In the entries below, find every line with the string "this" and copy it.
== == ==
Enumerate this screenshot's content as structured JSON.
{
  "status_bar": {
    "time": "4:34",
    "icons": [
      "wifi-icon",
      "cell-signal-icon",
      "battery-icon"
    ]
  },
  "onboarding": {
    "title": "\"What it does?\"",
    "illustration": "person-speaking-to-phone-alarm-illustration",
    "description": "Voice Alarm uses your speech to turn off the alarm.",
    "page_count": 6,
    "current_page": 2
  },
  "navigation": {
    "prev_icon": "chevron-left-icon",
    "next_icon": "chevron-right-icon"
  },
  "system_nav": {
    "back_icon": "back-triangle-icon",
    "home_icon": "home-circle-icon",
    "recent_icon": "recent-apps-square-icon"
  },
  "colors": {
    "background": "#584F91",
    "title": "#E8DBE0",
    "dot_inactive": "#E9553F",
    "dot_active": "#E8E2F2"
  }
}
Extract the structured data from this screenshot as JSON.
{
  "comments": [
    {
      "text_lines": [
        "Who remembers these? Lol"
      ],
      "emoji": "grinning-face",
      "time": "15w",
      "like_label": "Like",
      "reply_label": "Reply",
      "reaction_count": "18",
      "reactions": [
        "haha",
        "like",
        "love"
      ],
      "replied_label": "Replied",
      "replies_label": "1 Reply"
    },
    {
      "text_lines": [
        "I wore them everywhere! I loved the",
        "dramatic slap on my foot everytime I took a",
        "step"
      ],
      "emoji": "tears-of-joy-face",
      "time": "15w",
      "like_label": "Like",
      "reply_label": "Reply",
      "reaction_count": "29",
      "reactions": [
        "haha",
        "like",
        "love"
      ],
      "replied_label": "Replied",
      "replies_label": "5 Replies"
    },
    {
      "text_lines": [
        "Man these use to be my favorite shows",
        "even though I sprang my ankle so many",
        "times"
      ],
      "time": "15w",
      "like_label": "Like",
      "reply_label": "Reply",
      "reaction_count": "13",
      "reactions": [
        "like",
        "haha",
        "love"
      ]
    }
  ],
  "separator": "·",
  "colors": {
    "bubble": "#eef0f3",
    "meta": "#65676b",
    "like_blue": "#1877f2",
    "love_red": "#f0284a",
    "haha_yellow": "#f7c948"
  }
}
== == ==
TASK RESULT:
Enumerate this screenshot's content as structured JSON.
Extract the structured data from this screenshot as JSON.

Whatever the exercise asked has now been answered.